Then, as now, Democrats were theatrically scandalized by the Republican Party’s stubborn refusal to compromise with the governing party.
The Democratic Party’s boosters in media are just as likely to rage over the Republican Party’s failure to stake out firm positions their opponents can argue against. It is a matter of “official record” that the Republicans “lack any affirmative governing agenda,” New York Magazine’s Eric Levitz wrote. The party is driven by its quest for power alone, Newsweek’s Scott Huler scoffed. “That's what you want when you lack any policy agenda,” he sneered, “that's what you want if your only goal is winning, purely for its own sake.” That sordid appetite for power would be off-putting if the recourse offered to voters was not just another flavor of naked ambition and power acquisition.
Democrats have revived their efforts to portray the Republican Party as “extreme” — an image the GOP and its Trumpian apologists for the Jan. 6 mob are doing little to combat. But the governing party’s partisan allies also insist that the primary manifestation of Republican “extremism” is their efforts to block Democratic legislative initiatives. “Experts on comparative politics say the GOP is an extremist outlier” compared with center-right political parties elsewhere on the globe, Vox’s Zack Beauchamp wrote. Perhaps. But so what? The party in command of a majority of statehouses and state legislatures and which owes its minority status in the Senate to a consent agreement with Democrats isn’t an “outlier” in the United States.
If this all sounds familiar to you, you’re not wrong.
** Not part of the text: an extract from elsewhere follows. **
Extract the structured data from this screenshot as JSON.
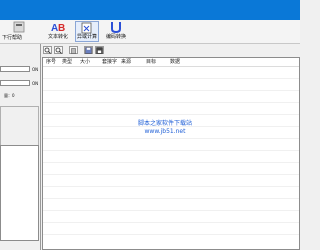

Democrats who rage against the party of obstruction, extremism and “no content” are reprising all the arguments they unsuccessfully deployed against the GOP ahead of their 2010 drubbing.
Then, as now, Democrats were theatrically scandalized by the Republican Party’s stubborn refusal to compromise with the governing party at a time when the governing party was far more powerful than it is today. “Obama frequently reminds voters he believes all the delay in Washington this year is the Republicans’ fault,” Politico observed at the time. But that’s exactly what the voters they were pursuing wanted.
Then, as now, the internecine tumult that gave rise to a new generation of anti-establishmentarian Republicans was a species of Republican “extremism.” The “quasi-libertarian” populism that overtook the GOP a decade ago has been supplanted by a quasi-authoritarian populism, but the profound distinctions between the two movements are elided in Democratic rhetoric that frames both as equally “extremist.” Again, given the alternative, that’s what prospective Republican voters are willing to accept.
Then, as now, Democrats are irritated by how Republicans have managed to avoid taking “stands on a sea of issues.” In 2010, Democrats convinced themselves that Republicans had positioned their party as a nebulous vehicle of reflexive opposition. Worse, voters were letting them get away with it. That is a handy narrative if your goal is to avoid confronting the conditions that have allowed Republicans to get away with it. Namely, the governing party’s dogged commitment to what America’s most enthused voters increasingly see as maladministration.
Democrats know they’re facing strong headwinds ahead of 2022, but they cannot be honest with themselves about why. Democrats convinced themselves that the mandate Biden won in 2020 for moderation and a return to the pre-Trump status quo was a mandate to rewrite the American social compact. Republicans don’t have to be anything more than be against that.